We determined that the best approach was for me to meet with each manager and discuss the organization's needs and how his department could be part of meeting those needs. Then I asked each manager to write up a set of three or four goals with the organization's priorities in mind. After a couple of rounds of my critiquing each manager's goals, we had established a very solid set of goals for each department (which, if accomplished, would drive the organization forward).

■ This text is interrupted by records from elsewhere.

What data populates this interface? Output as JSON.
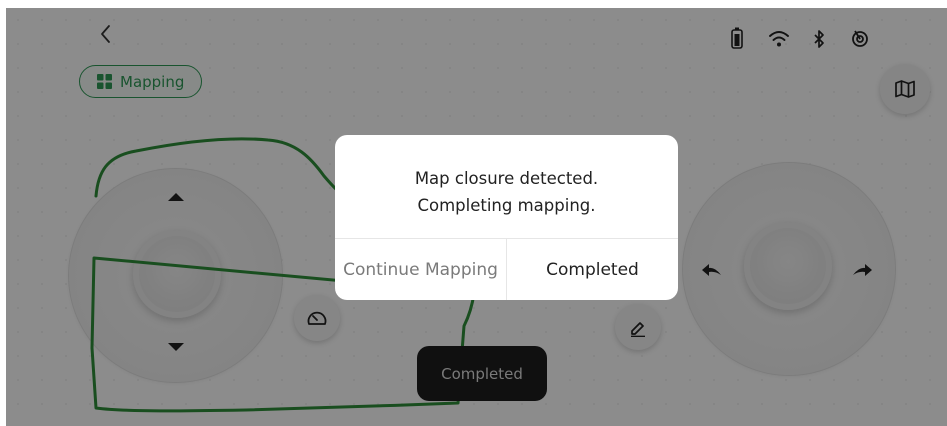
{
  "header": {
    "mode_label": "Mapping"
  },
  "status_icons": [
    "battery-icon",
    "wifi-icon",
    "bluetooth-icon",
    "signal-icon"
  ],
  "colors": {
    "accent": "#2f9a57",
    "path": "#2f8f3a",
    "toast_bg": "#1e1e1e",
    "overlay": "rgba(0,0,0,0.45)"
  },
  "toast": {
    "text": "Completed"
  },
  "dialog": {
    "line1": "Map closure detected.",
    "line2": "Completing mapping.",
    "cancel_label": "Continue Mapping",
    "confirm_label": "Completed"
  }
}
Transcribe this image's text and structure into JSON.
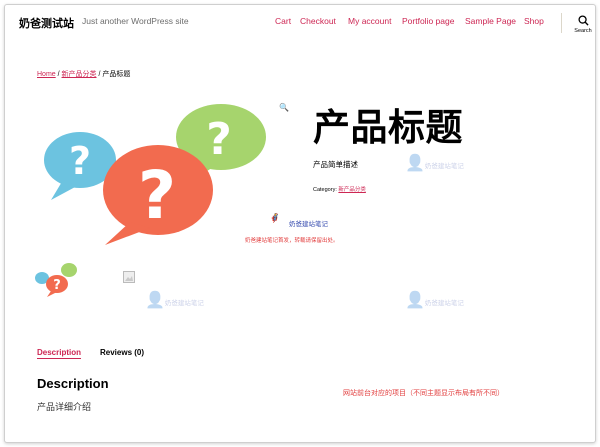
{
  "site": {
    "title": "奶爸测试站",
    "tagline": "Just another WordPress site"
  },
  "nav": {
    "items": [
      {
        "label": "Cart"
      },
      {
        "label": "Checkout"
      },
      {
        "label": "My account"
      },
      {
        "label": "Portfolio page"
      },
      {
        "label": "Sample Page"
      },
      {
        "label": "Shop"
      }
    ],
    "search_label": "Search"
  },
  "breadcrumb": {
    "home": "Home",
    "sep1": " / ",
    "category": "新产品分类",
    "sep2": " / ",
    "current": "产品标题"
  },
  "product": {
    "title": "产品标题",
    "short_description": "产品简单描述",
    "category_label": "Category: ",
    "category_value": "新产品分类"
  },
  "watermark": {
    "brand": "奶爸建站笔记",
    "note": "奶爸建站笔记首发，转载请保留出处。"
  },
  "tabs": {
    "description": "Description",
    "reviews": "Reviews (0)"
  },
  "description": {
    "heading": "Description",
    "body": "产品详细介绍"
  },
  "annotation": "网站前台对应的项目（不同主题显示布局有所不同）",
  "colors": {
    "accent": "#cd2653",
    "bubble_blue": "#6cc3e0",
    "bubble_orange": "#f26b4f",
    "bubble_green": "#a6d46d"
  }
}
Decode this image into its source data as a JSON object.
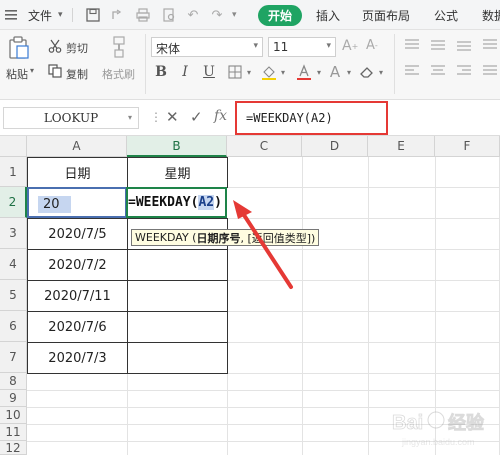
{
  "ribbon_tabs": {
    "file": "文件",
    "start": "开始",
    "insert": "插入",
    "page_layout": "页面布局",
    "formulas": "公式",
    "data": "数据"
  },
  "clipboard": {
    "paste": "粘贴",
    "cut": "剪切",
    "copy": "复制",
    "format_painter": "格式刷"
  },
  "font": {
    "name": "宋体",
    "size": "11",
    "bold": "B",
    "italic": "I",
    "underline": "U"
  },
  "formula_bar": {
    "name_box": "LOOKUP",
    "cancel": "✕",
    "enter": "✓",
    "fx": "fx",
    "formula": "=WEEKDAY(A2)"
  },
  "sheet": {
    "columns": [
      "A",
      "B",
      "C",
      "D",
      "E",
      "F"
    ],
    "rows": [
      "1",
      "2",
      "3",
      "4",
      "5",
      "6",
      "7",
      "8",
      "9",
      "10",
      "11",
      "12"
    ],
    "header_date": "日期",
    "header_weekday": "星期",
    "a2_visible": "20",
    "b2_formula_prefix": "=WEEKDAY(",
    "b2_formula_ref": "A2",
    "b2_formula_suffix": ")",
    "dates": [
      "2020/7/5",
      "2020/7/2",
      "2020/7/11",
      "2020/7/6",
      "2020/7/3"
    ],
    "tooltip_func": "WEEKDAY (",
    "tooltip_arg1": "日期序号",
    "tooltip_rest": ", [返回值类型])"
  },
  "colors": {
    "accent_green": "#1fa463",
    "highlight_red": "#e53935",
    "selection_blue": "#4a6fb0",
    "active_cell_green": "#1e8449"
  },
  "icons": [
    "hamburger-icon",
    "save-icon",
    "undo-icon",
    "redo-icon",
    "scissors-icon",
    "copy-icon",
    "paint-brush-icon",
    "clipboard-icon",
    "eraser-icon",
    "border-icon",
    "fill-color-icon",
    "font-color-icon",
    "cancel-icon",
    "check-icon",
    "fx-icon",
    "red-arrow-icon"
  ]
}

Once these goals were set, I put a value on each goal (totaling 100 percent) to give the manager clear direction on the organization's priorities. So, for a department that had been achieving strong sales but weaker margin and labor, I might value their sales goal at 20 percent, margin goal at 35 percent, labor goal at 30 percent and a goal on executing all their staff reviews on time at 15 percent. Since we attached bonuses to goal achievement (I will not go into that detail here), and all had to achieve a minimum percent to be able to receive a bonus, everyone understood what needed to be done.
Assuming many of you do not use a system with bonuses based upon specific performance criteria, you can nevertheless weight the goals to use in the annual review process, establishing a minimum percent of goal achievement as necessary to receive a favorable review.
Having established the goals, we determined that each goal should have a bullet-pointed action plan developed by managers with their teams. (Each manager was to share the goals with the team and get the team involved in accomplishing the goals.) I asked for a monthly written update, which was their goal and tactical plan, with a line about where they were with implementing each tactic. With each update, they used the same paper and updated their tactical achievement on it.
At times, our priorities may change or extraordinary events may create great difficulty (and perhaps inappropriateness) in maintaining the initial timeline. Sometimes the goal that was useful at one point in time is no longer useful six months down the road. Of course, it is important to remain flexible and renegotiate when appropriate.
But it is not appropriate to constantly move timelines back to make it easy on a manager who continually cannot meet them: perhaps the general manager is being told something very important in that situation. It is also extremely important for all staff to know how they are performing and not leave it up to their imaginations.
Once you have introduced this system, or another method for that matter, each use of it is an opportunity to improve it. If this is a new process for your co-op, consider a review after the first year to understand what worked well and what can be improved. I know all of our cooperatives are unique, and there may be slightly different approaches from one to another. However, establishing goals and monitoring performance should be basic for all.